So long as J.T.C. sticks to his own peculiar obsessions, it's hard to resist his loopy charm. The trouble is that he goes further than this, treading along the well-worn paths of self-appointed saviors in the past who turned their conception of God's love into an excuse to hate. J.T.C is utterly obsessed with Catholicism, and that's putting it mildly. He's convinced that the pope is the Antichrist and that, in these Last Days, the Vatican (controlled by Satan) virtually rules the world. A number of the tracts take on Catholicism with a stunning viciousness. In "The Death Cookie"--one of his stranger tracts, and that's saying a lot--J.T.C. denounces the Catholic Eucharist ("the wafer god") as "the greatest religious con job in history." The more subtle "Why is Mary Crying?" denounces Catholicism's focus on the Virgin Mary as a misguided, if not actually evil, form of idol-worship. But Chick's anti-Catholicism goes well beyond a few tracts. The Chick catalog offers no less than 12 full-length books purporting to show that the Catholic Church is "really the Whore of Revelation 17." The books, with titles ranging from "Babylon Mystery Religion" to "Convert or Die!" run through a litany of lurid charges, all designed to prove that the Vatican is a "wealthy, global political organization that teaches a gospel contrary to the scriptures!" A six-part comic book series, based on the testimony of Alberto Rivera (purportedly a former Jesuit priest), details how the Vatican leaders are really modern-day "Godfathers." (There are shades here of the tactics of the 1920s-era Ku Klux Klan, which sent its female members on anti-Catholic speaking tours disguised as "escaped nuns.") According to Chick, the "Jesuit order seeks to dominate the world economy through [its] front organizations"--the Illuminati, the Mafia, the Masons, the New Agers, and, of course, the International Bankers. (What would a conspiracy theory be without the International Bankers?)
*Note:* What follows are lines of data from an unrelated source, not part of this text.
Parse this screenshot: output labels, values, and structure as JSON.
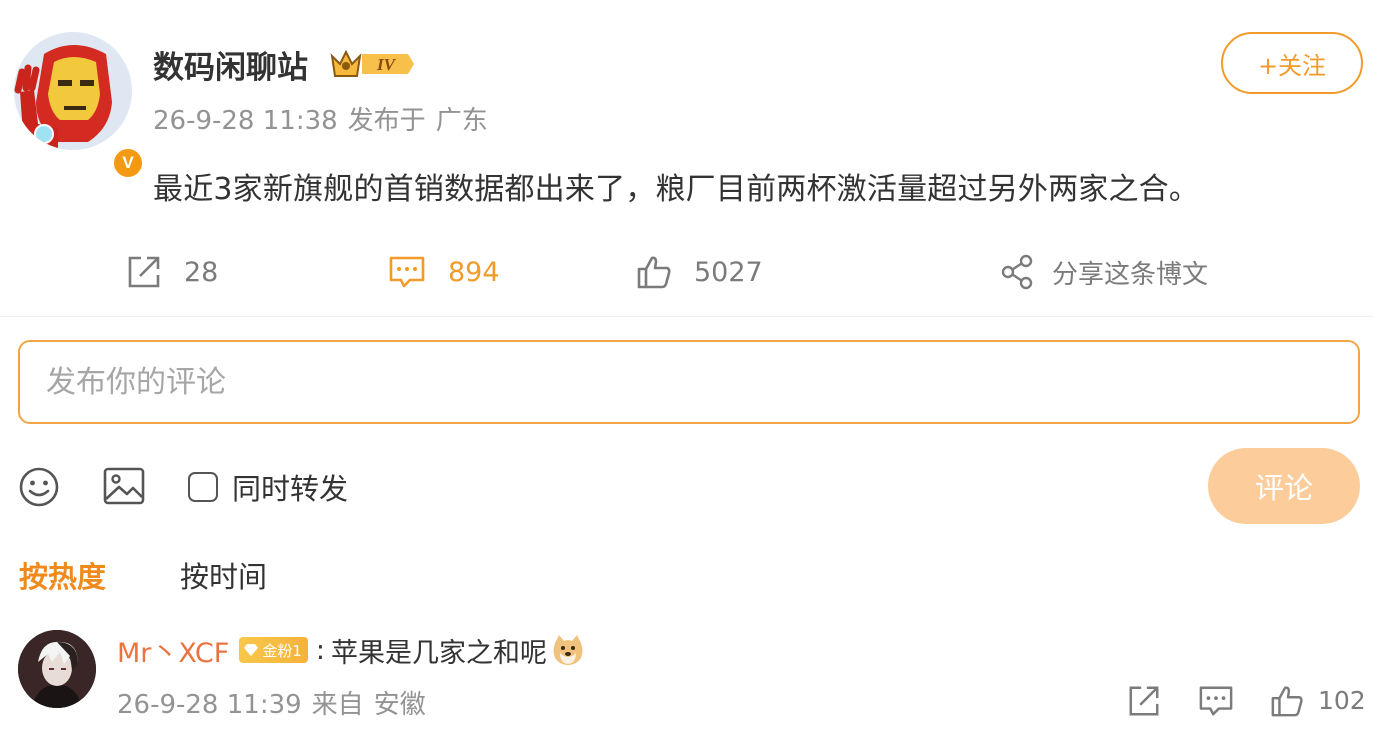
{
  "post": {
    "author": "数码闲聊站",
    "level_badge": "IV",
    "verified_badge": "V",
    "time": "26-9-28 11:38",
    "published_label": "发布于",
    "location": "广东",
    "follow_label": "+关注",
    "text": "最近3家新旗舰的首销数据都出来了，粮厂目前两杯激活量超过另外两家之合。",
    "actions": {
      "repost_count": "28",
      "comment_count": "894",
      "like_count": "5027",
      "share_label": "分享这条博文"
    }
  },
  "composer": {
    "placeholder": "发布你的评论",
    "repost_label": "同时转发",
    "submit_label": "评论"
  },
  "sort": {
    "hot": "按热度",
    "time": "按时间"
  },
  "comments": [
    {
      "user": "Mr丶XCF",
      "fan_badge": "金粉1",
      "separator": ":",
      "text": "苹果是几家之和呢",
      "time": "26-9-28 11:39",
      "from_label": "来自",
      "location": "安徽",
      "like_count": "102"
    }
  ],
  "colors": {
    "accent": "#f29b2b",
    "submit_disabled": "#fccc9b",
    "username": "#eb7340",
    "muted": "#939393"
  },
  "icons": [
    "verified-icon",
    "level-crown-icon",
    "repost-icon",
    "comment-icon",
    "like-icon",
    "share-icon",
    "emoji-icon",
    "image-icon",
    "checkbox-icon",
    "fan-badge-icon",
    "doge-emoji"
  ]
}
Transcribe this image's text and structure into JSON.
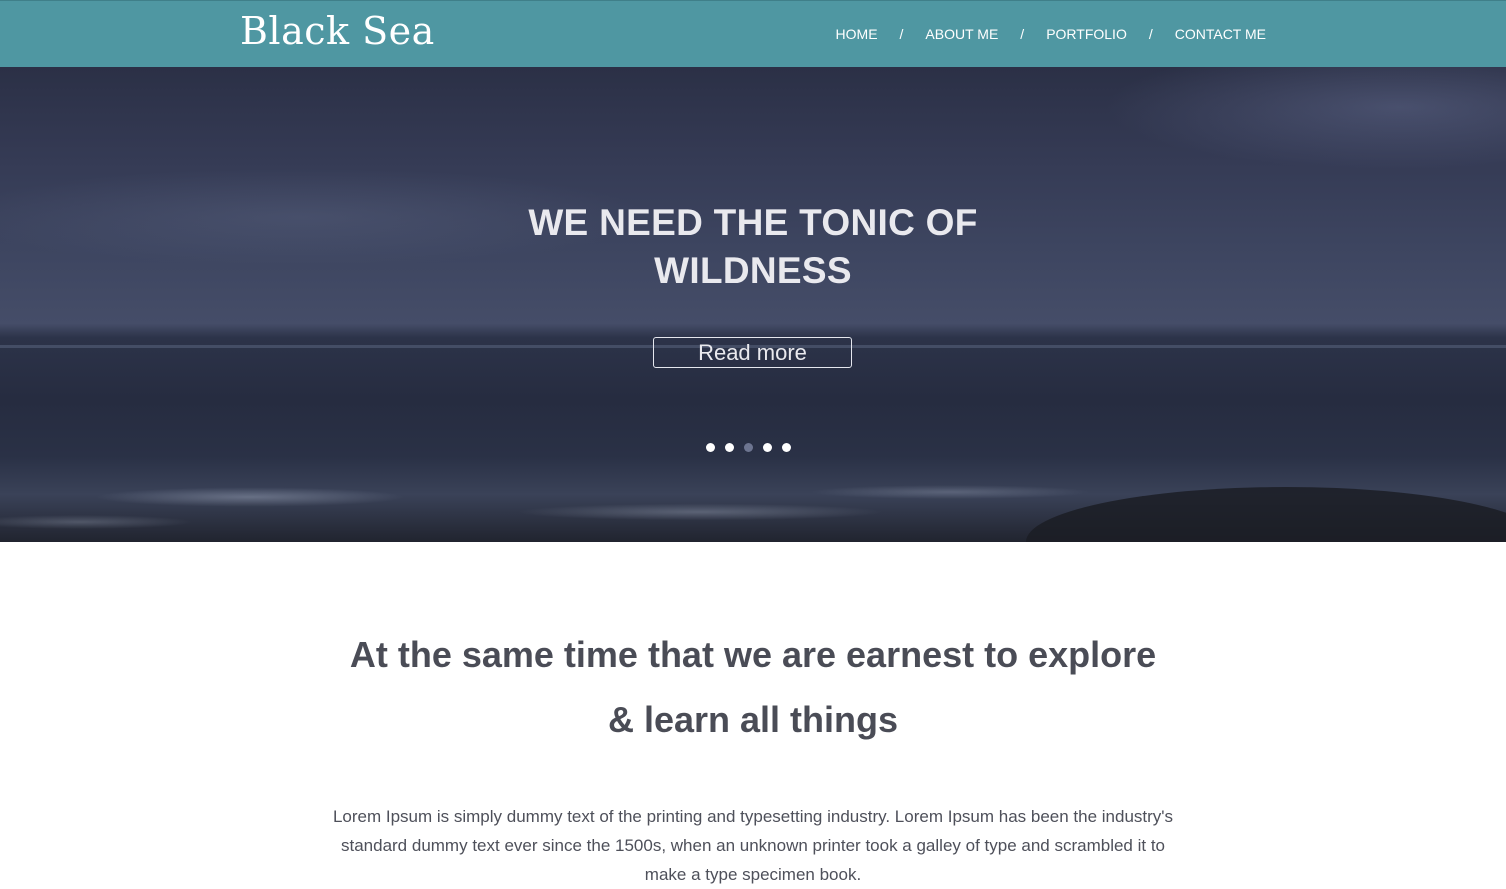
{
  "header": {
    "logo": "Black Sea",
    "nav": [
      {
        "label": "HOME"
      },
      {
        "label": "ABOUT ME"
      },
      {
        "label": "PORTFOLIO"
      },
      {
        "label": "CONTACT ME"
      }
    ],
    "separator": "/",
    "background_color": "#4f97a2"
  },
  "hero": {
    "title_line1": "WE NEED THE TONIC OF",
    "title_line2": "WILDNESS",
    "button_label": "Read more",
    "carousel": {
      "slide_count": 5,
      "active_index": 2
    }
  },
  "content": {
    "headline_line1": "At the same time that we are earnest to explore",
    "headline_line2": "& learn all things",
    "paragraph": "Lorem Ipsum is simply dummy text of the printing and typesetting industry. Lorem Ipsum has been the industry's standard dummy text ever since the 1500s, when an unknown printer took a galley of type and scrambled it to make a type specimen book."
  }
}
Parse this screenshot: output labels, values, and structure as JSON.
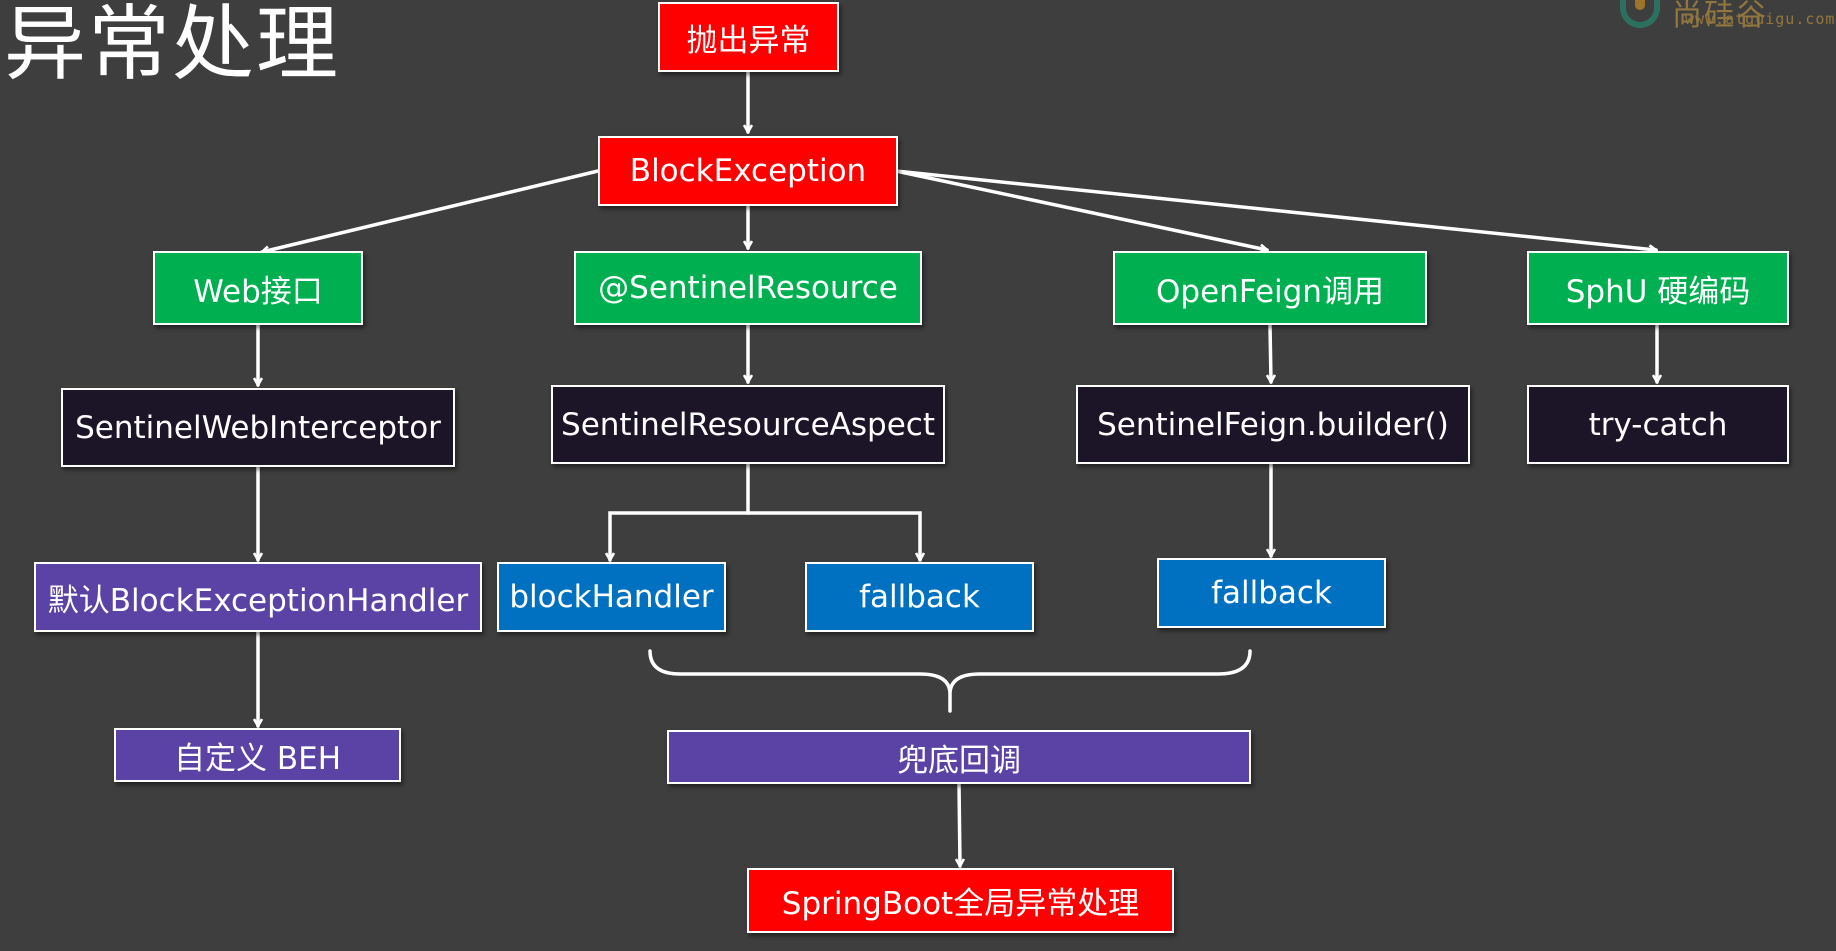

It's despicable--and yet, in the hands of Jack T. Chick, even the most vicious bigotry takes on a certain perverse charm; he's the Howard Stern of evangelicism, at once endearing and utterly vile. I'm repelled by Chick's fanaticism, his bigotry, the sadistic pleasure he takes in the torments of the unsaved; but at the same time I cannot help but be fascinated by the sheer artistry of his obsessions. Even now, in the dark of the night, poring over "Doom Town", or "The Only Hope," I sometimes wonder: what if Jack T. Chick is right? It's a frightening thought, to say the least. If this oddball paranoid is on the same wavelength as the Almighty, all I can say is: YAAAAAAAAAAHH!